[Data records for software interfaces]
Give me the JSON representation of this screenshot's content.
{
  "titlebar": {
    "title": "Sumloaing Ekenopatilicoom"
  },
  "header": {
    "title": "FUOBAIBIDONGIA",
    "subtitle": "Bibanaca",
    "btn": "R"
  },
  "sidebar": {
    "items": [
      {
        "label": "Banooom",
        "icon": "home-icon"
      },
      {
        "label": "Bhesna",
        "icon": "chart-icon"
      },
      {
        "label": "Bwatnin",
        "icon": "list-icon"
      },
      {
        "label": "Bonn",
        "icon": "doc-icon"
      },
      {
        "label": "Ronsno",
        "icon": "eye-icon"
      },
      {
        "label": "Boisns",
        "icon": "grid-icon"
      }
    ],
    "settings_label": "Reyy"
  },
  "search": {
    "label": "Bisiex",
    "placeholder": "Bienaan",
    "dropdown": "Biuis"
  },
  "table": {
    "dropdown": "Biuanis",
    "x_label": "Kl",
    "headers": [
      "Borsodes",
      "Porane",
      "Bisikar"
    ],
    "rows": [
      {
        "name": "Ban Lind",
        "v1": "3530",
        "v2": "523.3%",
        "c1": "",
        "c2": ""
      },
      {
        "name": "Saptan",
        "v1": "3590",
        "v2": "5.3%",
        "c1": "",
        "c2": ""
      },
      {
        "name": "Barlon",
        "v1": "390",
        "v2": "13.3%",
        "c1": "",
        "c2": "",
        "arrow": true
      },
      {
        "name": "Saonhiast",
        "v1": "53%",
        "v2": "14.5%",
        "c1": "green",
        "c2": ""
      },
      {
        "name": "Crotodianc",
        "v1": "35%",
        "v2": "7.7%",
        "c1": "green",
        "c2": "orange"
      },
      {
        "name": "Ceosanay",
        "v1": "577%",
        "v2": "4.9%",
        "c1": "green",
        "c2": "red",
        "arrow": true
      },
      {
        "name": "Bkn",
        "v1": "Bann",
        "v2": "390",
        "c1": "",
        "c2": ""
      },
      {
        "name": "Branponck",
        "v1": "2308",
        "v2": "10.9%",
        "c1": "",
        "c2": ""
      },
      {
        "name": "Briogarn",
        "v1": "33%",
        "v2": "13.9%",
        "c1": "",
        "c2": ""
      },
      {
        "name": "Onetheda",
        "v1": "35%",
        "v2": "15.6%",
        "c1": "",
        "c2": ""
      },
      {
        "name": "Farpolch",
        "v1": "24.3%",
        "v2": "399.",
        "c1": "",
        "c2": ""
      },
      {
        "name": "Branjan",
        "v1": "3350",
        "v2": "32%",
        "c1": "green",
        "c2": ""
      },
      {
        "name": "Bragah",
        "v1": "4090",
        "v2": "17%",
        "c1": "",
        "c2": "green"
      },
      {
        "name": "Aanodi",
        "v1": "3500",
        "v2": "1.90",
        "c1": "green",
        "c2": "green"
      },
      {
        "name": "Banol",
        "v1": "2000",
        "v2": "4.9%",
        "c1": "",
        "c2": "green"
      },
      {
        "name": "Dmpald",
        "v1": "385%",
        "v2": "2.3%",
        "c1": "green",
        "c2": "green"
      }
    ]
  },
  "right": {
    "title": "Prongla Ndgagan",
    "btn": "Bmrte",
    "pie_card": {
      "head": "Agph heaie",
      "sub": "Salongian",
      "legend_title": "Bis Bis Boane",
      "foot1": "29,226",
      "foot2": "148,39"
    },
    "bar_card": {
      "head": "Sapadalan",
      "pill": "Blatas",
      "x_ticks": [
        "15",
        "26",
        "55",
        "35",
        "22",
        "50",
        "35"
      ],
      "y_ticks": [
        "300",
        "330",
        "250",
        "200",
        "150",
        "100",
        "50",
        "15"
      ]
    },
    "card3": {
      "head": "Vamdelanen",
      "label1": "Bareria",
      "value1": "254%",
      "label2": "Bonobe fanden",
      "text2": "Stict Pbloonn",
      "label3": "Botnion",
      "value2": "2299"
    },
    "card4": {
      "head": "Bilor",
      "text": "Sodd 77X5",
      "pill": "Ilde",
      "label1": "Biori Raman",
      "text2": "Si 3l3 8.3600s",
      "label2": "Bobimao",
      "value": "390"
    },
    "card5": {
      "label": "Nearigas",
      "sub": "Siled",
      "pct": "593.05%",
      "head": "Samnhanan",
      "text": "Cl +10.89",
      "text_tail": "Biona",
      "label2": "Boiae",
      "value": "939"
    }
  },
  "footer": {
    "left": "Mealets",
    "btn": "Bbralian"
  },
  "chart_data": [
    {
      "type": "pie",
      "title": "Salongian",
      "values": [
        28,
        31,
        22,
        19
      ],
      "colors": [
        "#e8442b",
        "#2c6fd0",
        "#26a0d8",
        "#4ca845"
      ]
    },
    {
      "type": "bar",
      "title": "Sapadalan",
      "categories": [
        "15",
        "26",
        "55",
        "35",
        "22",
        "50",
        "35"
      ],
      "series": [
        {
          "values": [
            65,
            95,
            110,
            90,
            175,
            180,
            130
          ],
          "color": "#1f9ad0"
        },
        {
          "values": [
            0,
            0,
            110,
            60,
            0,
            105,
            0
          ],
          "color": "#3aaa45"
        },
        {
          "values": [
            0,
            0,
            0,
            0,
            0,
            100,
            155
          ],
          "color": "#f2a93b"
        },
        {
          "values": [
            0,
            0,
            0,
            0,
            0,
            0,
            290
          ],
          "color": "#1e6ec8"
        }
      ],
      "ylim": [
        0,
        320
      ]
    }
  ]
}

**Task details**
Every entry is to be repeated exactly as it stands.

**Response to the task**
Give me the JSON representation of this screenshot's content.
{
  "titlebar": {
    "title": "Sumloaing Ekenopatilicoom"
  },
  "header": {
    "title": "FUOBAIBIDONGIA",
    "subtitle": "Bibanaca",
    "btn": "R"
  },
  "sidebar": {
    "items": [
      {
        "label": "Banooom",
        "icon": "home-icon"
      },
      {
        "label": "Bhesna",
        "icon": "chart-icon"
      },
      {
        "label": "Bwatnin",
        "icon": "list-icon"
      },
      {
        "label": "Bonn",
        "icon": "doc-icon"
      },
      {
        "label": "Ronsno",
        "icon": "eye-icon"
      },
      {
        "label": "Boisns",
        "icon": "grid-icon"
      }
    ],
    "settings_label": "Reyy"
  },
  "search": {
    "label": "Bisiex",
    "placeholder": "Bienaan",
    "dropdown": "Biuis"
  },
  "table": {
    "dropdown": "Biuanis",
    "x_label": "Kl",
    "headers": [
      "Borsodes",
      "Porane",
      "Bisikar"
    ],
    "rows": [
      {
        "name": "Ban Lind",
        "v1": "3530",
        "v2": "523.3%",
        "c1": "",
        "c2": ""
      },
      {
        "name": "Saptan",
        "v1": "3590",
        "v2": "5.3%",
        "c1": "",
        "c2": ""
      },
      {
        "name": "Barlon",
        "v1": "390",
        "v2": "13.3%",
        "c1": "",
        "c2": "",
        "arrow": true
      },
      {
        "name": "Saonhiast",
        "v1": "53%",
        "v2": "14.5%",
        "c1": "green",
        "c2": ""
      },
      {
        "name": "Crotodianc",
        "v1": "35%",
        "v2": "7.7%",
        "c1": "green",
        "c2": "orange"
      },
      {
        "name": "Ceosanay",
        "v1": "577%",
        "v2": "4.9%",
        "c1": "green",
        "c2": "red",
        "arrow": true
      },
      {
        "name": "Bkn",
        "v1": "Bann",
        "v2": "390",
        "c1": "",
        "c2": ""
      },
      {
        "name": "Branponck",
        "v1": "2308",
        "v2": "10.9%",
        "c1": "",
        "c2": ""
      },
      {
        "name": "Briogarn",
        "v1": "33%",
        "v2": "13.9%",
        "c1": "",
        "c2": ""
      },
      {
        "name": "Onetheda",
        "v1": "35%",
        "v2": "15.6%",
        "c1": "",
        "c2": ""
      },
      {
        "name": "Farpolch",
        "v1": "24.3%",
        "v2": "399.",
        "c1": "",
        "c2": ""
      },
      {
        "name": "Branjan",
        "v1": "3350",
        "v2": "32%",
        "c1": "green",
        "c2": ""
      },
      {
        "name": "Bragah",
        "v1": "4090",
        "v2": "17%",
        "c1": "",
        "c2": "green"
      },
      {
        "name": "Aanodi",
        "v1": "3500",
        "v2": "1.90",
        "c1": "green",
        "c2": "green"
      },
      {
        "name": "Banol",
        "v1": "2000",
        "v2": "4.9%",
        "c1": "",
        "c2": "green"
      },
      {
        "name": "Dmpald",
        "v1": "385%",
        "v2": "2.3%",
        "c1": "green",
        "c2": "green"
      }
    ]
  },
  "right": {
    "title": "Prongla Ndgagan",
    "btn": "Bmrte",
    "pie_card": {
      "head": "Agph heaie",
      "sub": "Salongian",
      "legend_title": "Bis Bis Boane",
      "foot1": "29,226",
      "foot2": "148,39"
    },
    "bar_card": {
      "head": "Sapadalan",
      "pill": "Blatas",
      "x_ticks": [
        "15",
        "26",
        "55",
        "35",
        "22",
        "50",
        "35"
      ],
      "y_ticks": [
        "300",
        "330",
        "250",
        "200",
        "150",
        "100",
        "50",
        "15"
      ]
    },
    "card3": {
      "head": "Vamdelanen",
      "label1": "Bareria",
      "value1": "254%",
      "label2": "Bonobe fanden",
      "text2": "Stict Pbloonn",
      "label3": "Botnion",
      "value2": "2299"
    },
    "card4": {
      "head": "Bilor",
      "text": "Sodd 77X5",
      "pill": "Ilde",
      "label1": "Biori Raman",
      "text2": "Si 3l3 8.3600s",
      "label2": "Bobimao",
      "value": "390"
    },
    "card5": {
      "label": "Nearigas",
      "sub": "Siled",
      "pct": "593.05%",
      "head": "Samnhanan",
      "text": "Cl +10.89",
      "text_tail": "Biona",
      "label2": "Boiae",
      "value": "939"
    }
  },
  "footer": {
    "left": "Mealets",
    "btn": "Bbralian"
  },
  "chart_data": [
    {
      "type": "pie",
      "title": "Salongian",
      "values": [
        28,
        31,
        22,
        19
      ],
      "colors": [
        "#e8442b",
        "#2c6fd0",
        "#26a0d8",
        "#4ca845"
      ]
    },
    {
      "type": "bar",
      "title": "Sapadalan",
      "categories": [
        "15",
        "26",
        "55",
        "35",
        "22",
        "50",
        "35"
      ],
      "series": [
        {
          "values": [
            65,
            95,
            110,
            90,
            175,
            180,
            130
          ],
          "color": "#1f9ad0"
        },
        {
          "values": [
            0,
            0,
            110,
            60,
            0,
            105,
            0
          ],
          "color": "#3aaa45"
        },
        {
          "values": [
            0,
            0,
            0,
            0,
            0,
            100,
            155
          ],
          "color": "#f2a93b"
        },
        {
          "values": [
            0,
            0,
            0,
            0,
            0,
            0,
            290
          ],
          "color": "#1e6ec8"
        }
      ],
      "ylim": [
        0,
        320
      ]
    }
  ]
}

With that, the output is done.